I think this post is what’s known as a ‘think piece’ I’m not sure what that means, but it comes in the days after the Housing and Planning Bill ‘passed through’ parliament, like a stomach bug that has messy and unpleasant consequences. The campaign against the Bill must not only continue, but move on to a new footing. The skirmishing is over: the real battle is about to begin. It’s sometimes said that all politics is local and ultimately the fate of the Tories’ ideological assault will be decided locally. In the coming year, critical issues of practical implementation, but also of political representation, will play out as some of the most ill-considered and malignant aspects of the Bill are revealed, often to people who have hitherto been unaware of them. But there are some wider issues about how we came to this.
The Bill was passed on the same day as a White Paper about the future of the BBC. The Beeb’s ‘flagship’ radio news programme ‘World at One’ devoted the first half hour of its news coverage that day to its self. Four different people were interviewed, two of them BBC employees, including the Director General who said that people turn to the BBC to ‘find out what’s going on’. As if this level of self-interest weren’t enough, there was another 45 minute programme devoted to the State broadcaster, by the State broadcaster, scheduled later on Radio 4. In all this, I heard not a single mention of ‘what’s going on’ with the Housing and Planning Bill, an issue which will affect people’s daily lives far more than the future of the BBC.
In the wake of the controversy over the bias of one of its political correspondents, none of this comes as a surprise to those inured to the selective consciousness of the BBC and the mainstream media in general. But the blind eye turned to housing is still a paradox at a time when the issue is consistently identified as one of peoples’ main concerns and for which they look to their political representatives for action. The same could be said of immigration, but that’s a subject covered by the media ad nauseam. There could be a connection here!
However, the under-recognition of housing – and the Housing Bill in particular – is not restricted to the fourth estate. From the start of the campaign against the Bill, there have been signs that some politicians, local and national (including some representing the Labour Party) considered the issue of marginal significance. Even if they thought the Bill was bad, they didn’t think enough people would share their opinion or be willing to do anything about it. This judgment, perhaps based on calculating the fabled ‘middle ground’, might in part explain why local councillors and MPs were so slow to sound the alarm about the Bill (which they knew about long before anyone else did). Even now, when the legislative writing is on the wall, those who might be expected to lead a campaign against such far-reaching, damaging measures, appear content to wring their hands. The same is true of the higher echelons of the trade union and wider labour movement.
When you feel strongly about something it’s sometimes hard to understand why others don’t feel the same. Of course, there are a myriad policies that are equally vicious as the Housing Bill, not least the Trade Union Bill which was also passed this week, with more of a whimper than a roar. But I think there’s something deeper at work than just there not being enough hours in the week to fight every cause.
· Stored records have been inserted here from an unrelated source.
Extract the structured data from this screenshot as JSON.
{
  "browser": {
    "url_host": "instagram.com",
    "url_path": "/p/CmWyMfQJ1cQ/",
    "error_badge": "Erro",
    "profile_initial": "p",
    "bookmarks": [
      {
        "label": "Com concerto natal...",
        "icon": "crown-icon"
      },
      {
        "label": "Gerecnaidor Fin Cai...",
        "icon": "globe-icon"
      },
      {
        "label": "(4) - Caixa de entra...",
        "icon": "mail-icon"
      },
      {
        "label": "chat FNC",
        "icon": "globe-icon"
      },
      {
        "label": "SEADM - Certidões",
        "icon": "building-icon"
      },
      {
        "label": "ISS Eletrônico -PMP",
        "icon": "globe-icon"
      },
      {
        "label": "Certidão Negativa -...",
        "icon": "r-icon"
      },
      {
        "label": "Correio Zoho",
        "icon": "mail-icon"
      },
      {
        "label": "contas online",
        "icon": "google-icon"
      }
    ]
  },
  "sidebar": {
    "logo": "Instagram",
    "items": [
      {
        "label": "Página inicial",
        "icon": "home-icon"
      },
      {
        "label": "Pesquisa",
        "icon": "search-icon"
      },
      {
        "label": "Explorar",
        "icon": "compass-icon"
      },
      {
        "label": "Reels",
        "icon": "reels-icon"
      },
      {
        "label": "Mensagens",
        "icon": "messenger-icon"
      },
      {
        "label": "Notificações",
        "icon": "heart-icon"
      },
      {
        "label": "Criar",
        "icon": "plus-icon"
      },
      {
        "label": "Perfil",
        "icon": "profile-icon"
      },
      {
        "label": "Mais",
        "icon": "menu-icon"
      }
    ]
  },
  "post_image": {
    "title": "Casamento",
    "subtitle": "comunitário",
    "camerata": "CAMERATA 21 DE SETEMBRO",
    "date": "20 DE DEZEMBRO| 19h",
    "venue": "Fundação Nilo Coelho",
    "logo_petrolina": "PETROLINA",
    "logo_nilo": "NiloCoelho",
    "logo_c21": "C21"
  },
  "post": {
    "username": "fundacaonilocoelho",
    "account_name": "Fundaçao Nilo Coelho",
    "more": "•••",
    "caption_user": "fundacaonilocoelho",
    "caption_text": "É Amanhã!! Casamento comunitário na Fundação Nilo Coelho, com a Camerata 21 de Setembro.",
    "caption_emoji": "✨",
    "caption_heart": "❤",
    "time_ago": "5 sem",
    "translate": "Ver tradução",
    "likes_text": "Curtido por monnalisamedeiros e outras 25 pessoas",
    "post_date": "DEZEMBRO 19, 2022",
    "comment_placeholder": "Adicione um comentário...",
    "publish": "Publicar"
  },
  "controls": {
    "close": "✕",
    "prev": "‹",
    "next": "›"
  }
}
There’s something peculiar about mainstream social attitudes to housing that quickly turns a global political question into a personal morality play. I’ve had numerous conversations with people who bemoan the housing crisis and then say ‘but I’m part of the problem’. This misplaced guilt might centre on having bought a former council home, or cashing-in on rapid price rises or (as is increasingly common) becoming a landlord. It’s sometimes implied that people who are adequately housed themselves can’t campaign for everyone else to be. I remember enough Marxism to realise that materialism determines consciousness and can see that for MPs and trade union general secretaries housing isn’t a problem. But this is a strange attitude to political activism, particularly in the context of the Housing and Planning Bill. We don’t usually require that people campaigning against injustice are themselves victims of it. Moreover, one of the most important arguments against current housing policy is that it will have inter-generational consequences that will increasingly creep up the socio-economic scale.
Seeing housing through the lens of individualism is precisely the Tories’ ideological objective, but I experienced a good antidote to it yesterday. A demonstration was organised in Islington that combined opposition to the Housing Bill with demands that the soon-to-be closed Holloway Women’s Prison site is used for community benefit, with council housing not another private development. It wasn’t huge, but some protests exceed the sum of their parts. Making the links between neoliberal housing policy, use of public land, the criminal (in)justice system, sexism, mental health and the social cleansing of our cities, but at a local, not macro, level are the way we will defeat the Housing Bill. When it comes to the transcending significance of housing, some people ‘don’t get it’. Jeremy Corbyn does.